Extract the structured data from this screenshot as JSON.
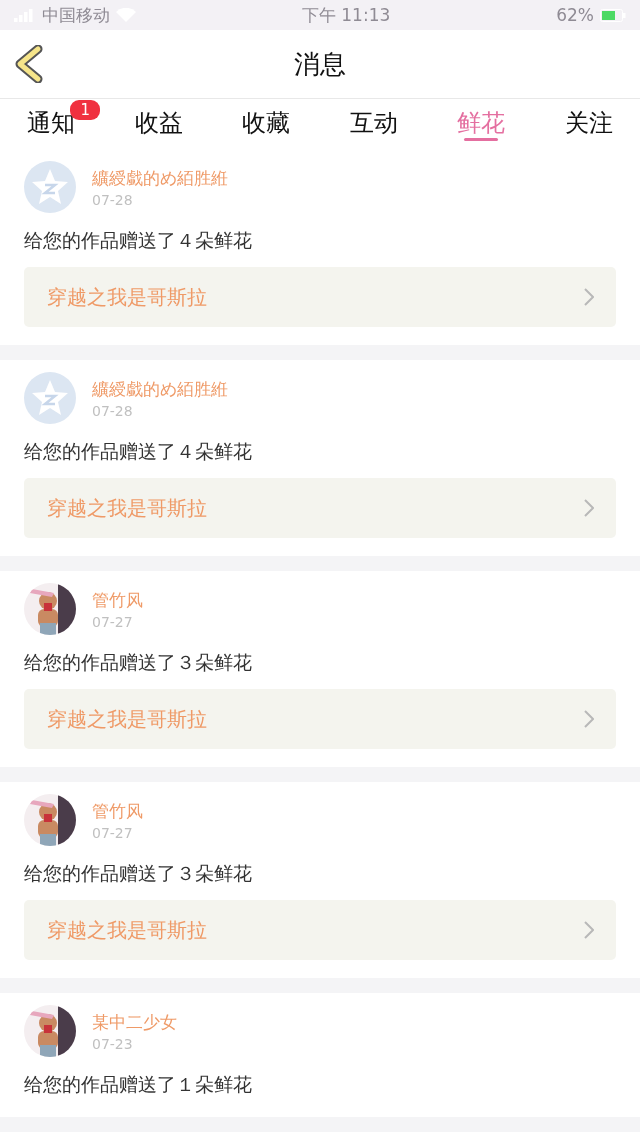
{
  "status_bar": {
    "carrier": "中国移动",
    "time": "下午 11:13",
    "battery": "62%"
  },
  "header": {
    "title": "消息"
  },
  "tabs": [
    {
      "label": "通知",
      "selected": false,
      "badge": "1"
    },
    {
      "label": "收益",
      "selected": false
    },
    {
      "label": "收藏",
      "selected": false
    },
    {
      "label": "互动",
      "selected": false
    },
    {
      "label": "鲜花",
      "selected": true
    },
    {
      "label": "关注",
      "selected": false
    }
  ],
  "messages": [
    {
      "user": "纊綬戱的め絔胜絍",
      "date": "07-28",
      "avatar": {
        "kind": "default"
      },
      "text": "给您的作品赠送了４朵鲜花",
      "book": "穿越之我是哥斯拉"
    },
    {
      "user": "纊綬戱的め絔胜絍",
      "date": "07-28",
      "avatar": {
        "kind": "default"
      },
      "text": "给您的作品赠送了４朵鲜花",
      "book": "穿越之我是哥斯拉"
    },
    {
      "user": "管竹风",
      "date": "07-27",
      "text": "给您的作品赠送了３朵鲜花",
      "book": "穿越之我是哥斯拉"
    },
    {
      "user": "管竹风",
      "date": "07-27",
      "text": "给您的作品赠送了３朵鲜花",
      "book": "穿越之我是哥斯拉"
    },
    {
      "user": "某中二少女",
      "date": "07-23",
      "text": "给您的作品赠送了１朵鲜花"
    }
  ]
}
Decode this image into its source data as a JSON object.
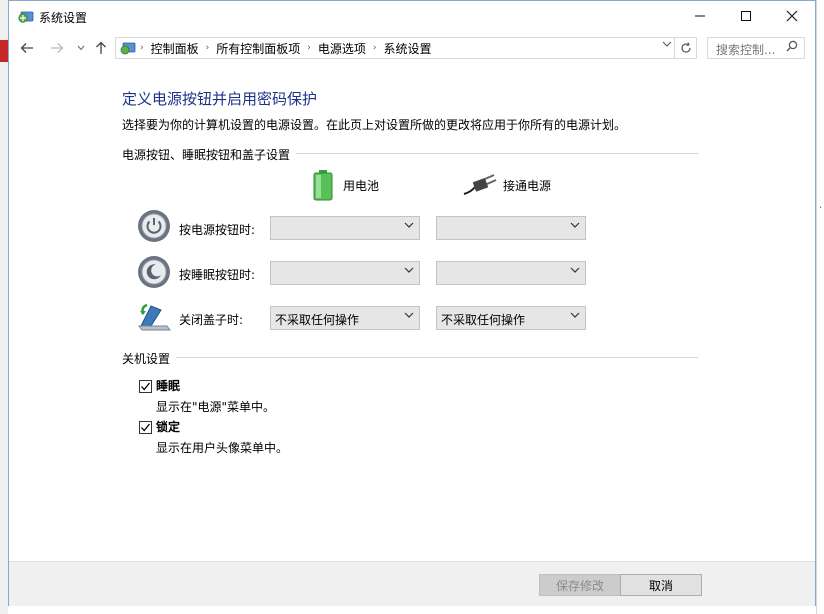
{
  "window": {
    "title": "系统设置",
    "controls": {
      "minimize": "—",
      "maximize": "☐",
      "close": "✕"
    }
  },
  "address_bar": {
    "breadcrumbs": [
      "控制面板",
      "所有控制面板项",
      "电源选项",
      "系统设置"
    ],
    "separator": "›",
    "search_placeholder": "搜索控制..."
  },
  "page": {
    "heading": "定义电源按钮并启用密码保护",
    "description": "选择要为你的计算机设置的电源设置。在此页上对设置所做的更改将应用于你所有的电源计划。"
  },
  "power_buttons_section": {
    "title": "电源按钮、睡眠按钮和盖子设置",
    "columns": {
      "battery": "用电池",
      "plugged_in": "接通电源"
    },
    "rows": [
      {
        "label": "按电源按钮时:",
        "icon": "power-button-icon",
        "battery_value": "",
        "plugged_value": ""
      },
      {
        "label": "按睡眠按钮时:",
        "icon": "sleep-button-icon",
        "battery_value": "",
        "plugged_value": ""
      },
      {
        "label": "关闭盖子时:",
        "icon": "laptop-lid-icon",
        "battery_value": "不采取任何操作",
        "plugged_value": "不采取任何操作"
      }
    ]
  },
  "shutdown_section": {
    "title": "关机设置",
    "options": [
      {
        "label": "睡眠",
        "description": "显示在\"电源\"菜单中。",
        "checked": true
      },
      {
        "label": "锁定",
        "description": "显示在用户头像菜单中。",
        "checked": true
      }
    ]
  },
  "footer": {
    "save_label": "保存修改",
    "cancel_label": "取消",
    "save_disabled": true
  },
  "colors": {
    "heading": "#1e3287",
    "window_border": "#8aa6c8",
    "dropdown_bg": "#e6e6e6"
  }
}
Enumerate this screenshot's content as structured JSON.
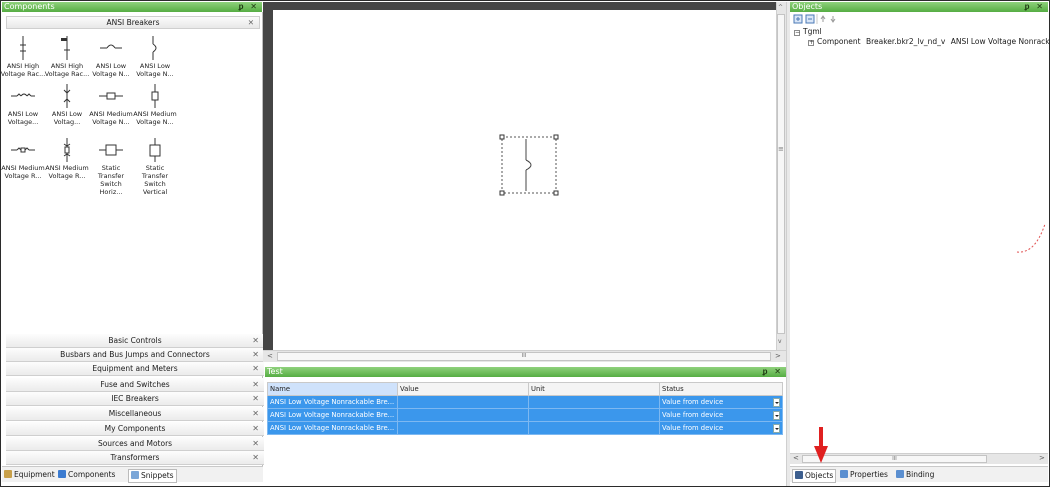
{
  "components_panel": {
    "title": "Components",
    "controls": "ᵱ ✕",
    "group_header": "ANSI Breakers",
    "group_close": "✕",
    "tiles": [
      {
        "line1": "ANSI High",
        "line2": "Voltage Rac...",
        "icon": "breaker-high-voltage-rack-icon"
      },
      {
        "line1": "ANSI High",
        "line2": "Voltage Rac...",
        "icon": "breaker-high-voltage-rack-2-icon"
      },
      {
        "line1": "ANSI Low",
        "line2": "Voltage N...",
        "icon": "breaker-low-voltage-horizontal-icon"
      },
      {
        "line1": "ANSI Low",
        "line2": "Voltage N...",
        "icon": "breaker-low-voltage-vertical-icon"
      },
      {
        "line1": "ANSI Low",
        "line2": "Voltage...",
        "icon": "breaker-low-voltage-rack-h-icon"
      },
      {
        "line1": "ANSI Low",
        "line2": "Voltag...",
        "icon": "breaker-low-voltage-rack-v-icon"
      },
      {
        "line1": "ANSI Medium",
        "line2": "Voltage N...",
        "icon": "breaker-medium-voltage-h-icon"
      },
      {
        "line1": "ANSI Medium",
        "line2": "Voltage N...",
        "icon": "breaker-medium-voltage-v-icon"
      },
      {
        "line1": "ANSI Medium",
        "line2": "Voltage R...",
        "icon": "breaker-medium-voltage-rack-h-icon"
      },
      {
        "line1": "ANSI Medium",
        "line2": "Voltage R...",
        "icon": "breaker-medium-voltage-rack-v-icon"
      },
      {
        "line1": "Static Transfer",
        "line2": "Switch Horiz...",
        "icon": "static-transfer-switch-horizontal-icon"
      },
      {
        "line1": "Static Transfer",
        "line2": "Switch Vertical",
        "icon": "static-transfer-switch-vertical-icon"
      }
    ],
    "categories": [
      "Basic Controls",
      "Busbars and Bus Jumps and Connectors",
      "Equipment and Meters",
      "Fuse and Switches",
      "IEC Breakers",
      "Miscellaneous",
      "My Components",
      "Sources and Motors",
      "Transformers"
    ],
    "category_close": "✕",
    "tabs": [
      "Equipment",
      "Components",
      "Snippets"
    ]
  },
  "canvas": {
    "hscroll_thumb": "III",
    "scroll_left": "<",
    "scroll_right": ">",
    "scroll_up": "^",
    "scroll_down": "v",
    "vscroll_grip": "≡"
  },
  "test_panel": {
    "title": "Test",
    "controls": "ᵱ ✕",
    "columns": [
      "Name",
      "Value",
      "Unit",
      "Status"
    ],
    "rows": [
      {
        "name": "ANSI Low Voltage Nonrackable Bre...",
        "value": "",
        "unit": "",
        "status": "Value from device"
      },
      {
        "name": "ANSI Low Voltage Nonrackable Bre...",
        "value": "",
        "unit": "",
        "status": "Value from device"
      },
      {
        "name": "ANSI Low Voltage Nonrackable Bre...",
        "value": "",
        "unit": "",
        "status": "Value from device"
      }
    ]
  },
  "objects_panel": {
    "title": "Objects",
    "controls": "ᵱ ✕",
    "tree_root": "Tgml",
    "tree_child_type": "Component",
    "tree_child_name": "Breaker.bkr2_lv_nd_v",
    "tree_child_desc": "ANSI Low Voltage Nonrackab",
    "hscroll_thumb": "III",
    "scroll_left": "<",
    "scroll_right": ">",
    "tabs": [
      "Objects",
      "Properties",
      "Binding"
    ],
    "arrow_color": "#e02020"
  }
}
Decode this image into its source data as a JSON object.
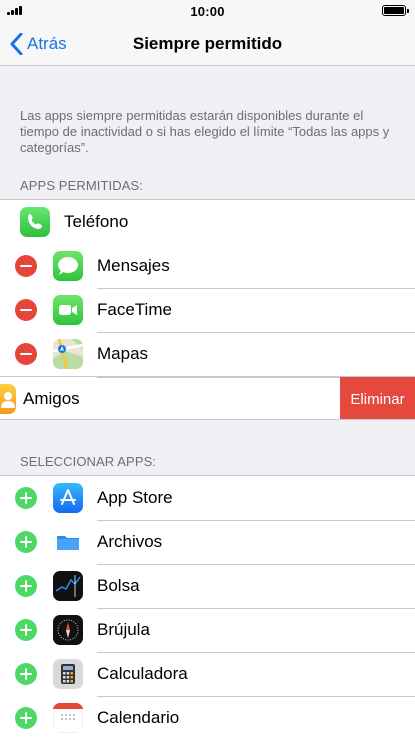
{
  "status_bar": {
    "time": "10:00",
    "signal_icon": "signal-bars-icon",
    "battery_icon": "battery-icon"
  },
  "nav": {
    "back_label": "Atrás",
    "title": "Siempre permitido"
  },
  "description": "Las apps siempre permitidas estarán disponibles durante el tiempo de inactividad o si has elegido el límite “Todas las apps y categorías”.",
  "allowed": {
    "header": "APPS PERMITIDAS:",
    "phone": {
      "label": "Teléfono",
      "icon": "phone-icon"
    },
    "items": [
      {
        "label": "Mensajes",
        "icon": "messages-icon"
      },
      {
        "label": "FaceTime",
        "icon": "facetime-icon"
      },
      {
        "label": "Mapas",
        "icon": "maps-icon"
      }
    ],
    "swiped": {
      "label": "Amigos",
      "icon": "friends-icon",
      "delete_label": "Eliminar"
    }
  },
  "select": {
    "header": "SELECCIONAR APPS:",
    "items": [
      {
        "label": "App Store",
        "icon": "app-store-icon"
      },
      {
        "label": "Archivos",
        "icon": "files-icon"
      },
      {
        "label": "Bolsa",
        "icon": "stocks-icon"
      },
      {
        "label": "Brújula",
        "icon": "compass-icon"
      },
      {
        "label": "Calculadora",
        "icon": "calculator-icon"
      },
      {
        "label": "Calendario",
        "icon": "calendar-icon"
      }
    ]
  },
  "colors": {
    "accent": "#1a73e8",
    "delete": "#e5483d",
    "add": "#4cd964",
    "remove": "#e6463a"
  }
}
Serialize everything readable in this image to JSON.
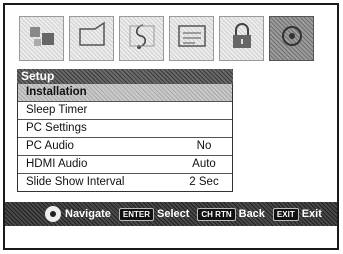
{
  "icon_bar": {
    "icons": [
      {
        "name": "picture-icon"
      },
      {
        "name": "screen-icon"
      },
      {
        "name": "audio-icon"
      },
      {
        "name": "ch-list-icon"
      },
      {
        "name": "lock-icon"
      },
      {
        "name": "setup-icon"
      }
    ],
    "active_index": 5
  },
  "menu": {
    "title": "Setup",
    "items": [
      {
        "label": "Installation",
        "value": ""
      },
      {
        "label": "Sleep Timer",
        "value": ""
      },
      {
        "label": "PC Settings",
        "value": ""
      },
      {
        "label": "PC Audio",
        "value": "No"
      },
      {
        "label": "HDMI Audio",
        "value": "Auto"
      },
      {
        "label": "Slide Show Interval",
        "value": "2 Sec"
      }
    ],
    "selected_index": 0
  },
  "footer": {
    "navigate_label": "Navigate",
    "enter_key": "ENTER",
    "select_label": "Select",
    "chrtn_key": "CH RTN",
    "back_label": "Back",
    "exit_key": "EXIT",
    "exit_label": "Exit"
  }
}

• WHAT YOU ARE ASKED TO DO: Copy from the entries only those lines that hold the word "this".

• RESULT:
Extract the structured data from this screenshot as JSON.
Decode this image into its source data as a JSON object.
Enumerate this screenshot's content as structured JSON.
Decode this image into its source data as a JSON object.
Serialize everything readable in this image to JSON.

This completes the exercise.